When turning these lessons inward to your own business, did you set yourself up to have some cash funds ready to deploy opportunistically on top of an emergency savings account? If not, survive now, but then turn your attention to how you can build these funds in time for the next emergency. Maybe it’s as simple as picking up one of the books mentioned and thinking through it, but act now.
If you do have the capital to allocate, where can you leverage that capital to benefit you, your business, your team, your clients, and/or your community? Is there a money-making project (e.g. marketing or service-development) you’ve been putting off? What about internal projects to reduce ticket-load post-COVID? (Read: Time to Sharpen the Saw). If you see areas that you can get better prices on now, or you have the time to spend now, I encourage you to consider it.
Likewise, how does this message sit with your clients?

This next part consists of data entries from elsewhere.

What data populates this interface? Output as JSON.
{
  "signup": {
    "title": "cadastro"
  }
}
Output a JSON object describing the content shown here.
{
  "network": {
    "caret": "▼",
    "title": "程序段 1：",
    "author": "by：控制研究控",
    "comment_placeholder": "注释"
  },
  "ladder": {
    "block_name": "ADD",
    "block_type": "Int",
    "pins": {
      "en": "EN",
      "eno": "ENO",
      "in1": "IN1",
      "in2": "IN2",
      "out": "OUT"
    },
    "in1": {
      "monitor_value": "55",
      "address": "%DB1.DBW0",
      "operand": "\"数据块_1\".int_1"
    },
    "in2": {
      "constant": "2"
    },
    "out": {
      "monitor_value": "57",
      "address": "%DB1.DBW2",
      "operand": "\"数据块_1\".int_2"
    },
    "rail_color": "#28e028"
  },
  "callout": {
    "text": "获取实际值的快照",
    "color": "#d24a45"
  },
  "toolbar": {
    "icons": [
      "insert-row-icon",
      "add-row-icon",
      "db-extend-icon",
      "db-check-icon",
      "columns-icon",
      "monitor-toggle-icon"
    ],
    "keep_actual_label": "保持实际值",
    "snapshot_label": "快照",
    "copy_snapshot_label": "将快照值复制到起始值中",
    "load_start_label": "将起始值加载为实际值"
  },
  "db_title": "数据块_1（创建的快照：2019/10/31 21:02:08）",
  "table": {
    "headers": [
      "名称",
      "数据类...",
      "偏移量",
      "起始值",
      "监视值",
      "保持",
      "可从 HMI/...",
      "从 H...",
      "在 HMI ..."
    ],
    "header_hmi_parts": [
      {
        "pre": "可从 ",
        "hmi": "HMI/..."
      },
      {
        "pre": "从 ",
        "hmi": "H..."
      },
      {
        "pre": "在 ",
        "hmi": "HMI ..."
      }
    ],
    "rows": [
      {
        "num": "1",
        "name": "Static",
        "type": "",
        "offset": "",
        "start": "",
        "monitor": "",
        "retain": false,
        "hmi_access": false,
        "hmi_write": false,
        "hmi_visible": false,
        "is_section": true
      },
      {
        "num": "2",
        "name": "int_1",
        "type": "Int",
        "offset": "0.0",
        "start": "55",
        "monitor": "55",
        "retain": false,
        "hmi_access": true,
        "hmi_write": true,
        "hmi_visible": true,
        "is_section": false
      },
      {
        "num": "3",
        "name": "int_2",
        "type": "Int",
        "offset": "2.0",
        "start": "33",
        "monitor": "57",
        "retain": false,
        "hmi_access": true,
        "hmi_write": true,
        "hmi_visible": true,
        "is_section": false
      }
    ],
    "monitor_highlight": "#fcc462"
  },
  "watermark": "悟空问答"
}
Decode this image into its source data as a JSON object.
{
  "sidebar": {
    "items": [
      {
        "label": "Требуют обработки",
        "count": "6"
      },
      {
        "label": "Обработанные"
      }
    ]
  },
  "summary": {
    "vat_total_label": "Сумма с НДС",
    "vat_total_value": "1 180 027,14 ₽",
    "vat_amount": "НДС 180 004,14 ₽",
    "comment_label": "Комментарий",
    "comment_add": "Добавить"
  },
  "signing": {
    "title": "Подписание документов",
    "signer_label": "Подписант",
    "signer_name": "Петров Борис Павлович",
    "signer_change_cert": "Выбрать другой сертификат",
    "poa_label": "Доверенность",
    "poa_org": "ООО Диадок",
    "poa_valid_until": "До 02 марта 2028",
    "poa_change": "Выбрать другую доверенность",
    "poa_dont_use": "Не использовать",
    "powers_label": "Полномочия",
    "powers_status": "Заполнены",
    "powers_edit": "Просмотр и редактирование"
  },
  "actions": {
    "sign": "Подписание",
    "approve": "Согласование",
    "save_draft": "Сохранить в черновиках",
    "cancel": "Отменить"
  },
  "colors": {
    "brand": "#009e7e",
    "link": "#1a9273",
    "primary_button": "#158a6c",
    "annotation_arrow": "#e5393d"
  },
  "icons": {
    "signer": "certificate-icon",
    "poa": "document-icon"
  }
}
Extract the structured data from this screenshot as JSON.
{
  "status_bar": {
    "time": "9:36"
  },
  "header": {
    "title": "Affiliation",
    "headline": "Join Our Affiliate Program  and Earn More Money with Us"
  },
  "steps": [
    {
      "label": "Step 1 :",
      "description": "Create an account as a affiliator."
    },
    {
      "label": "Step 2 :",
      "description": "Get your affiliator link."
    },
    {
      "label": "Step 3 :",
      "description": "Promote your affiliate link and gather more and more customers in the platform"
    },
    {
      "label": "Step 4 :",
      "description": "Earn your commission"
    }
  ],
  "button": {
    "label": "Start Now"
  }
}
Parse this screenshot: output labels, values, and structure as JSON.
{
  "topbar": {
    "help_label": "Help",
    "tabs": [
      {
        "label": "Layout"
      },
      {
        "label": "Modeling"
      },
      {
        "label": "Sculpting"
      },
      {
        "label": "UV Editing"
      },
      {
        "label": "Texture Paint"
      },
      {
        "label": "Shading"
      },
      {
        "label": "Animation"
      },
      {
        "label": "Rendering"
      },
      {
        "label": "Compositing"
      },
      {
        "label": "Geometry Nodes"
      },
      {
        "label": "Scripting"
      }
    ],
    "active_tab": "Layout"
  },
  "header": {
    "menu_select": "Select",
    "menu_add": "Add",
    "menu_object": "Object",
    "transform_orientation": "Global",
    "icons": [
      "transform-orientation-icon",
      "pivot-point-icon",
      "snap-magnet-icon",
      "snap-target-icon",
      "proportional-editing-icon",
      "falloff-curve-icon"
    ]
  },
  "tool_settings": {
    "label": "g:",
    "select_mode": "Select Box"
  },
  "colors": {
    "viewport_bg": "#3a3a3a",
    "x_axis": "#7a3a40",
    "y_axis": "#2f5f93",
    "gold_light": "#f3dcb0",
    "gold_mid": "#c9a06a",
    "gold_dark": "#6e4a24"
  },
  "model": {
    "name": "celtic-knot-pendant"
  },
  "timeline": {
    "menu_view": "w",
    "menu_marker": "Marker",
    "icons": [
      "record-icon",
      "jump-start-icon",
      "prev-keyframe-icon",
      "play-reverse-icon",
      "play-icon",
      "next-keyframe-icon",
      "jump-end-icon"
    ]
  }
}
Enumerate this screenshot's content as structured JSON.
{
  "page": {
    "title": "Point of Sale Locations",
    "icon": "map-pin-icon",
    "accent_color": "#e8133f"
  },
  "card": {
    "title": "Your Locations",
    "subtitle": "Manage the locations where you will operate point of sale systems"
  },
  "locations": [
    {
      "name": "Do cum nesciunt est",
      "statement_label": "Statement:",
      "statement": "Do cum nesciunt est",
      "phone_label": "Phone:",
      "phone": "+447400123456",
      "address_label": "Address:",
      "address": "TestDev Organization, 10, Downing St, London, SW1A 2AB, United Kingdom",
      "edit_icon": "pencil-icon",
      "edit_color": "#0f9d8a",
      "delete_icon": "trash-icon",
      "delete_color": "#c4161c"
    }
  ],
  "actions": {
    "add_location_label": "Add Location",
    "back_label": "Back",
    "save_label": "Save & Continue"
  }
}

I bet some of them are also in a position to talk about capital allocation. Even if it’s not IT related, talk to your clients business owner to business owner about the concepts and see if you can help each other. During these times, I believe more than ever we should be serving first and the profit can follow later. In fact, if you want, feel free to share this article to your own connections to start a conversation with them.
Lastly, if you need someone to talk to about business, finance, or even just to break up the quarantine blues, feel free to reach out to me. We’re all in this together and we might come up with some amazing ideas together on a video conference. I’m also told my video backgrounds are worth seeing.
***This is a little embarrassing, but several of the books mentioned are not currently in our reading list page. this is an area that we are working on right now to make the page more up to date (aka easier to update). Hope to have this done by May.